◆ Problem to solve ◆
Where a line of the records contains the word "illustration", show that line.

◆ Input for this task ◆
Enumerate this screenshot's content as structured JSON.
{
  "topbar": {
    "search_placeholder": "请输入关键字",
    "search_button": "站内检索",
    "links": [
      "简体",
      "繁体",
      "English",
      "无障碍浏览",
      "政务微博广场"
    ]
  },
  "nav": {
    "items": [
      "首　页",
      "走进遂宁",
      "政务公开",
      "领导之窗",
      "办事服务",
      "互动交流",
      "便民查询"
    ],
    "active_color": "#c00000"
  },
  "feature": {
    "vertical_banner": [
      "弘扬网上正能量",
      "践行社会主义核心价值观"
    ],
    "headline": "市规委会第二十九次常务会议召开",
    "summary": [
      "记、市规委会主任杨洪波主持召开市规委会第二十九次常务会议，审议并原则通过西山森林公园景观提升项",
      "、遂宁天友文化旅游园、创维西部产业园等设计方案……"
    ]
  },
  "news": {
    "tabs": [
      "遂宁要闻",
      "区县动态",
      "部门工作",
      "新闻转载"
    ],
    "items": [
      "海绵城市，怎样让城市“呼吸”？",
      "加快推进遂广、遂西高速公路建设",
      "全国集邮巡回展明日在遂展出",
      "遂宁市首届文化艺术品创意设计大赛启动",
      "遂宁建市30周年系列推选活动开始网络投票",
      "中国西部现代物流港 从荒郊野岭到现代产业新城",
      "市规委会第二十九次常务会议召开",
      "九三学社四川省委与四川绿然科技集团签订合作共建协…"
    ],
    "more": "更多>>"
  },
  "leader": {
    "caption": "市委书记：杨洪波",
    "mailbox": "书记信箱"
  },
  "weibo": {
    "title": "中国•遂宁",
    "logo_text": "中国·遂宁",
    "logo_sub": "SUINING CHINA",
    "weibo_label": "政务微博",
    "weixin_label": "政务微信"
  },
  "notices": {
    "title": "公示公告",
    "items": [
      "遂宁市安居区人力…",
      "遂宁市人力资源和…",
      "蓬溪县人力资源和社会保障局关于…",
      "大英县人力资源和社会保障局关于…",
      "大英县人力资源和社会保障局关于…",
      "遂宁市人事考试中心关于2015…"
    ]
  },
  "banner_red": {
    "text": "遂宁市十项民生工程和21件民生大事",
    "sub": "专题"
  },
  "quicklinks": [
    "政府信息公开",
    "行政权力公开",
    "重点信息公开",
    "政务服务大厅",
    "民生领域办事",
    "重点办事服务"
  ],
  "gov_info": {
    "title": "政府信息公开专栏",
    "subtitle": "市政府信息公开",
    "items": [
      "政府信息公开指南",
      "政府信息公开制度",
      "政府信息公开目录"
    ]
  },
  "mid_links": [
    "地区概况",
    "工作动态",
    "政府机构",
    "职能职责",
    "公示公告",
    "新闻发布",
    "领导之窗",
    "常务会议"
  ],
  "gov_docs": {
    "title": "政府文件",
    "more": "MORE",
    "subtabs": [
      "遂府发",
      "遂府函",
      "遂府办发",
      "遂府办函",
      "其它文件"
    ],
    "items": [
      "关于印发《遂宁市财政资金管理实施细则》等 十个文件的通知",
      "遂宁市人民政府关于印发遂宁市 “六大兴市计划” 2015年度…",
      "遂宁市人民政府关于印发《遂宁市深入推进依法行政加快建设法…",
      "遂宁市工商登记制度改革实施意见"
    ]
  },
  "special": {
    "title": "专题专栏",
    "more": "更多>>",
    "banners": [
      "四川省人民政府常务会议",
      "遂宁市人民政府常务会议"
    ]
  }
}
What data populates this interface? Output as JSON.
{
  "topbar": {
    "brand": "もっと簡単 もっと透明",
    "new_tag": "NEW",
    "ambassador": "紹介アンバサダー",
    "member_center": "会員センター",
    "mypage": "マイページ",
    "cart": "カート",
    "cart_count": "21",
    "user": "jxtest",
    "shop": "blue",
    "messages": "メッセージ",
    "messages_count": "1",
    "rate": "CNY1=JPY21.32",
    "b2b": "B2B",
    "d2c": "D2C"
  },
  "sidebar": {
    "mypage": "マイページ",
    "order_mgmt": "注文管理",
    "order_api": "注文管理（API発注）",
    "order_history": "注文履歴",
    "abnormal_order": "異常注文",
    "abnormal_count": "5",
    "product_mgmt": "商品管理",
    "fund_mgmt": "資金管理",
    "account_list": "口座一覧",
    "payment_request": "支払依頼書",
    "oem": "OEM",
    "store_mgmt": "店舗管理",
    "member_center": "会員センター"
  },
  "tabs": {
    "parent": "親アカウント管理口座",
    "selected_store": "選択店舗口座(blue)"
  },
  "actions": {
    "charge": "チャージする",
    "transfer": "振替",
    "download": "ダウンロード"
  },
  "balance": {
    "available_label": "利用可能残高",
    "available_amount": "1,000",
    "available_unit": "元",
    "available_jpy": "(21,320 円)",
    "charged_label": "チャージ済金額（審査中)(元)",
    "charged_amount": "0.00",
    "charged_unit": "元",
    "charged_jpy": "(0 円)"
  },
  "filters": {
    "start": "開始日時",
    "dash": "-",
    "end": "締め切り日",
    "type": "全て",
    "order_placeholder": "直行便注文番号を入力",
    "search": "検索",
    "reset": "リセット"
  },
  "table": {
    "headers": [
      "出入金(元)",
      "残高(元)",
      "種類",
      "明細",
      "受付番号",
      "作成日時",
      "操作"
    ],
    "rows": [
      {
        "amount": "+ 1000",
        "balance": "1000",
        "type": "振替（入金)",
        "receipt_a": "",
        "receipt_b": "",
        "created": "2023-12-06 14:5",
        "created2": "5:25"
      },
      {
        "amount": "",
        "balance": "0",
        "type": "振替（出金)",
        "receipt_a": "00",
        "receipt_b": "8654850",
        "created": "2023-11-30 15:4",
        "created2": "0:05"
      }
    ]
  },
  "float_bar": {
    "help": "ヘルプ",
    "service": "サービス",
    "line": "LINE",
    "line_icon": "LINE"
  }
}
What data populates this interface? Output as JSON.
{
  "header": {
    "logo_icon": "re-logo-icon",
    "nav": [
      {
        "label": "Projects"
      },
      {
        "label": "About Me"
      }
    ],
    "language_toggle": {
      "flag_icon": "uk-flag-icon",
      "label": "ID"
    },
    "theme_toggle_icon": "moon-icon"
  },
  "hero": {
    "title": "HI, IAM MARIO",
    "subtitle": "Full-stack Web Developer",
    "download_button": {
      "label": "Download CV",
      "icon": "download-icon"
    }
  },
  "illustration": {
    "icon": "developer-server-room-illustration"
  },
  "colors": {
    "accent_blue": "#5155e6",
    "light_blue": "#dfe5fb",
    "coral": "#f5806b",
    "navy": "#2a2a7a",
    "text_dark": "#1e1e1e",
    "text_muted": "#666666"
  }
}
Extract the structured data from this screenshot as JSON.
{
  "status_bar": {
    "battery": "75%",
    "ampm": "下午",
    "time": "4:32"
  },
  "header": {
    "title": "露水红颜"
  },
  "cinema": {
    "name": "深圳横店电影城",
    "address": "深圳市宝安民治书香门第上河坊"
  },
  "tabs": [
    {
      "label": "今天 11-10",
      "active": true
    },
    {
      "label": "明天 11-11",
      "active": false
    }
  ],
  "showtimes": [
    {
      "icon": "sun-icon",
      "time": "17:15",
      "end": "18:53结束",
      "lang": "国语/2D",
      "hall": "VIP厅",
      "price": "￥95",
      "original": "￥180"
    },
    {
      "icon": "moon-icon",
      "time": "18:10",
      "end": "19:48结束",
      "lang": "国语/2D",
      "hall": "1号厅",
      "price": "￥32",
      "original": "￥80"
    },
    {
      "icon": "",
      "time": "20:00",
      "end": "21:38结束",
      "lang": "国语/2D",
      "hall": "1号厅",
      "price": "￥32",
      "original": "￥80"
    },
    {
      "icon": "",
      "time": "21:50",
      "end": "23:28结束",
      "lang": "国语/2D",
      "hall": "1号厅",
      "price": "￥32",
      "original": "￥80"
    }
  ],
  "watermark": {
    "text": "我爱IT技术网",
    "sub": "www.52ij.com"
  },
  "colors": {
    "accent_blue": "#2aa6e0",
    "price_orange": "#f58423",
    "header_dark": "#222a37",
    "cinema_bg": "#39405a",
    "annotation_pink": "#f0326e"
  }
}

◆ The completed task ◆
  "illustration": {
    "icon": "developer-server-room-illustration"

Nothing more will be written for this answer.